[Opening Data in this exercise section]
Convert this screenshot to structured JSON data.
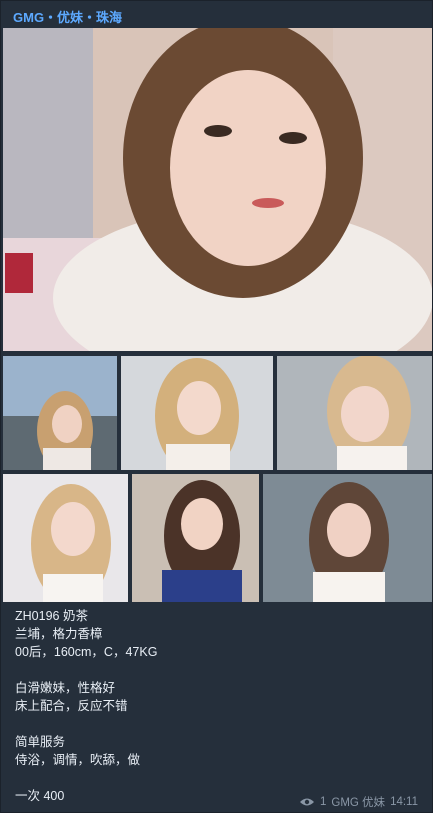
{
  "message": {
    "sender": "GMG・优妹・珠海",
    "text_lines": {
      "l1": "ZH0196 奶茶",
      "l2": "兰埔，格力香樟",
      "l3": "00后，160cm，C，47KG",
      "l4": "白滑嫩妹，性格好",
      "l5": "床上配合，反应不错",
      "l6": "简单服务",
      "l7": "侍浴，调情，吹舔，做",
      "l8": "一次 400"
    },
    "views": "1",
    "signature": "GMG 优妹",
    "time": "14:11",
    "view_icon": "eye-icon"
  },
  "colors": {
    "sender": "#5da9ff",
    "bubble": "#252f3b",
    "meta": "#8a97a6"
  }
}
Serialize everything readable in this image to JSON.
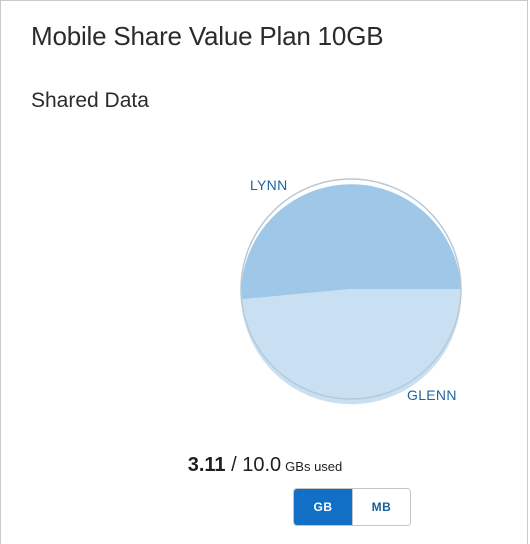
{
  "plan": {
    "title": "Mobile Share Value Plan 10GB"
  },
  "section": {
    "title": "Shared Data"
  },
  "pie": {
    "colors": {
      "lynn": "#9fc8e8",
      "glenn": "#c9e0f3",
      "border": "#b8c9d6"
    },
    "labels": {
      "lynn": "LYNN",
      "glenn": "GLENN"
    }
  },
  "usage": {
    "used": "3.11",
    "separator": " / ",
    "total": "10.0",
    "unit": "GBs used"
  },
  "unit_toggle": {
    "options": [
      {
        "label": "GB",
        "selected": true
      },
      {
        "label": "MB",
        "selected": false
      }
    ]
  }
}
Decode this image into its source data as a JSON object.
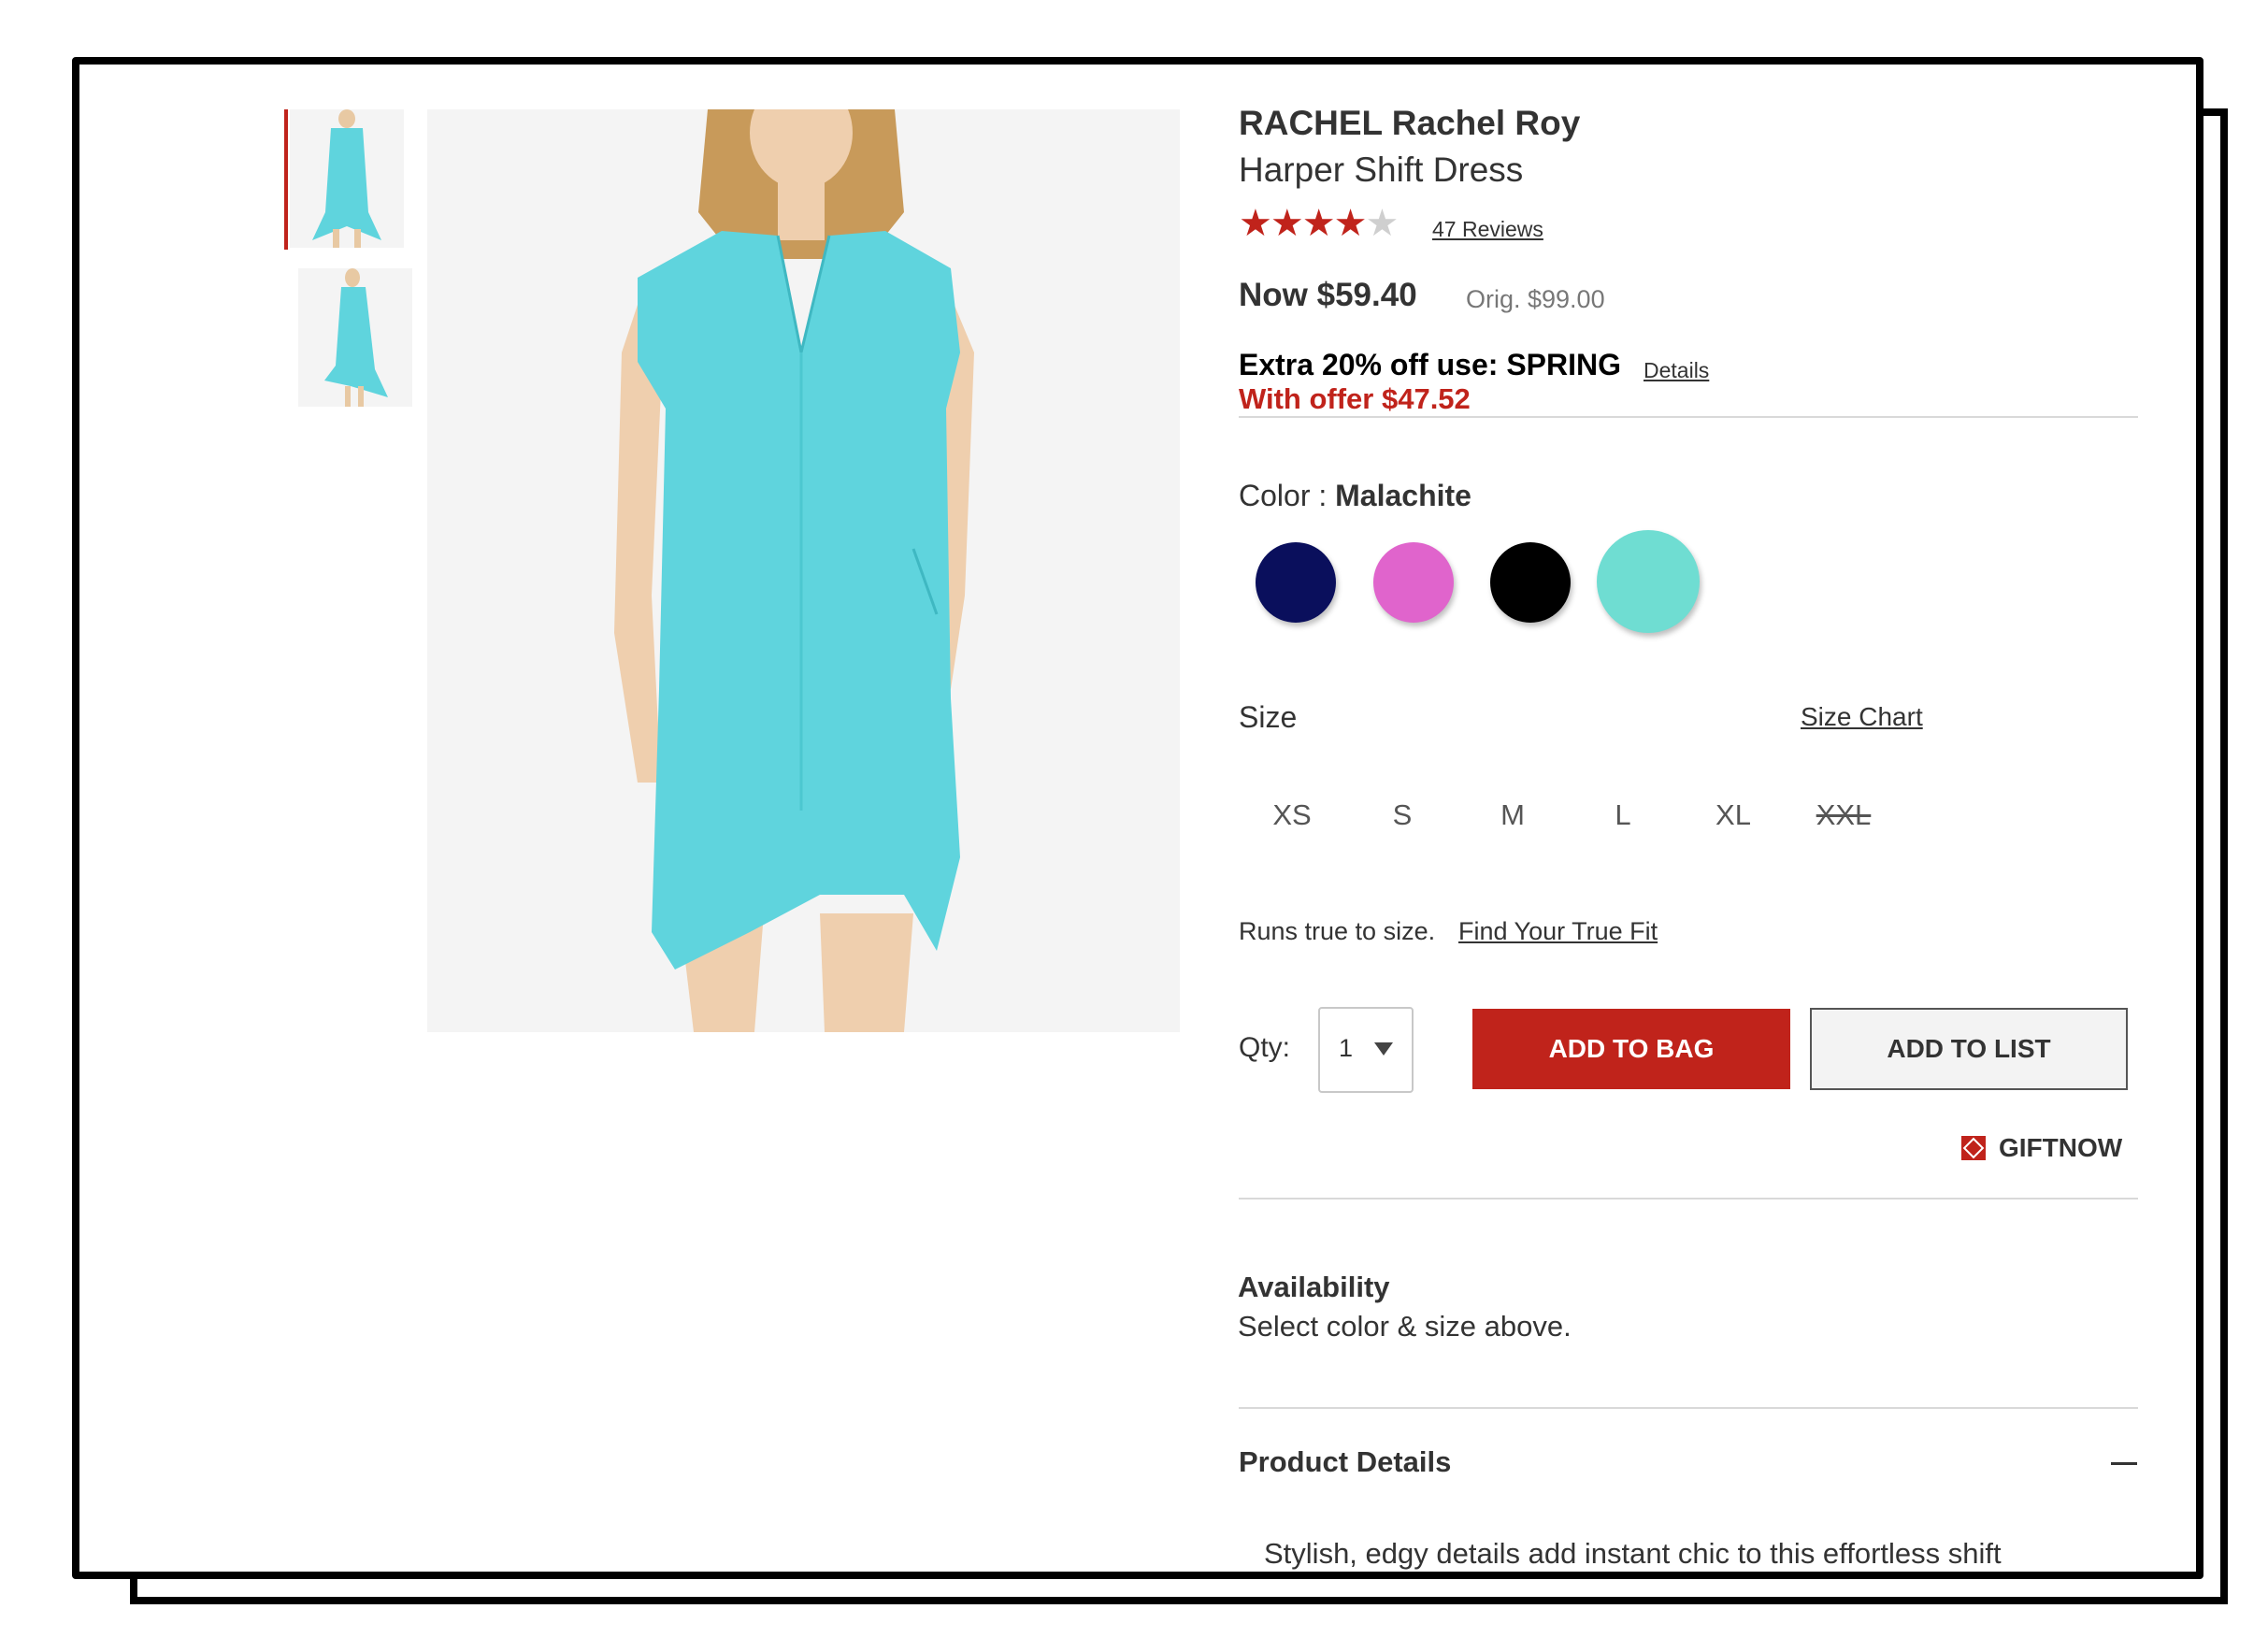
{
  "product": {
    "brand": "RACHEL Rachel Roy",
    "name": "Harper Shift Dress",
    "rating": 4,
    "rating_max": 5,
    "reviews_label": "47 Reviews"
  },
  "price": {
    "now": "Now $59.40",
    "orig": "Orig. $99.00"
  },
  "promo": {
    "text": "Extra 20% off use: SPRING",
    "details_link": "Details",
    "offer": "With offer $47.52"
  },
  "color": {
    "label": "Color : ",
    "selected": "Malachite",
    "swatches": [
      {
        "name": "Navy",
        "hex": "#0a0f5c"
      },
      {
        "name": "Pink",
        "hex": "#e064cc"
      },
      {
        "name": "Black",
        "hex": "#000000"
      },
      {
        "name": "Malachite",
        "hex": "#6fddd2"
      }
    ]
  },
  "size": {
    "label": "Size",
    "chart_link": "Size Chart",
    "options": [
      "XS",
      "S",
      "M",
      "L",
      "XL",
      "XXL"
    ],
    "unavailable": [
      "XXL"
    ]
  },
  "fit": {
    "text": "Runs true to size.",
    "link": "Find Your True Fit"
  },
  "purchase": {
    "qty_label": "Qty:",
    "qty_value": "1",
    "add_to_bag": "ADD TO BAG",
    "add_to_list": "ADD TO LIST",
    "giftnow": "GIFTNOW"
  },
  "availability": {
    "title": "Availability",
    "text": "Select color & size above."
  },
  "details": {
    "title": "Product Details",
    "description": "Stylish, edgy details add instant chic to this effortless shift"
  },
  "colors": {
    "accent_red": "#c0231b",
    "dress": "#5fd4dd"
  }
}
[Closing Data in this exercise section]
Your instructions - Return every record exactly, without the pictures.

Output for this task -
Convert this screenshot to structured JSON data.
{
  "message": {
    "sender": "GMG・优妹・珠海",
    "text_lines": {
      "l1": "ZH0196 奶茶",
      "l2": "兰埔，格力香樟",
      "l3": "00后，160cm，C，47KG",
      "l4": "白滑嫩妹，性格好",
      "l5": "床上配合，反应不错",
      "l6": "简单服务",
      "l7": "侍浴，调情，吹舔，做",
      "l8": "一次 400"
    },
    "views": "1",
    "signature": "GMG 优妹",
    "time": "14:11",
    "view_icon": "eye-icon"
  },
  "colors": {
    "sender": "#5da9ff",
    "bubble": "#252f3b",
    "meta": "#8a97a6"
  }
}
Serialize everything readable in this image to JSON.
{
  "plan": {
    "title": "Mobile Share Value Plan 10GB"
  },
  "section": {
    "title": "Shared Data"
  },
  "pie": {
    "colors": {
      "lynn": "#9fc8e8",
      "glenn": "#c9e0f3",
      "border": "#b8c9d6"
    },
    "labels": {
      "lynn": "LYNN",
      "glenn": "GLENN"
    }
  },
  "usage": {
    "used": "3.11",
    "separator": " / ",
    "total": "10.0",
    "unit": "GBs used"
  },
  "unit_toggle": {
    "options": [
      {
        "label": "GB",
        "selected": true
      },
      {
        "label": "MB",
        "selected": false
      }
    ]
  }
}
Decode this image into its source data as a JSON object.
{
  "product": {
    "brand": "RACHEL Rachel Roy",
    "name": "Harper Shift Dress",
    "rating": 4,
    "rating_max": 5,
    "reviews_label": "47 Reviews"
  },
  "price": {
    "now": "Now $59.40",
    "orig": "Orig. $99.00"
  },
  "promo": {
    "text": "Extra 20% off use: SPRING",
    "details_link": "Details",
    "offer": "With offer $47.52"
  },
  "color": {
    "label": "Color : ",
    "selected": "Malachite",
    "swatches": [
      {
        "name": "Navy",
        "hex": "#0a0f5c"
      },
      {
        "name": "Pink",
        "hex": "#e064cc"
      },
      {
        "name": "Black",
        "hex": "#000000"
      },
      {
        "name": "Malachite",
        "hex": "#6fddd2"
      }
    ]
  },
  "size": {
    "label": "Size",
    "chart_link": "Size Chart",
    "options": [
      "XS",
      "S",
      "M",
      "L",
      "XL",
      "XXL"
    ],
    "unavailable": [
      "XXL"
    ]
  },
  "fit": {
    "text": "Runs true to size.",
    "link": "Find Your True Fit"
  },
  "purchase": {
    "qty_label": "Qty:",
    "qty_value": "1",
    "add_to_bag": "ADD TO BAG",
    "add_to_list": "ADD TO LIST",
    "giftnow": "GIFTNOW"
  },
  "availability": {
    "title": "Availability",
    "text": "Select color & size above."
  },
  "details": {
    "title": "Product Details",
    "description": "Stylish, edgy details add instant chic to this effortless shift"
  },
  "colors": {
    "accent_red": "#c0231b",
    "dress": "#5fd4dd"
  }
}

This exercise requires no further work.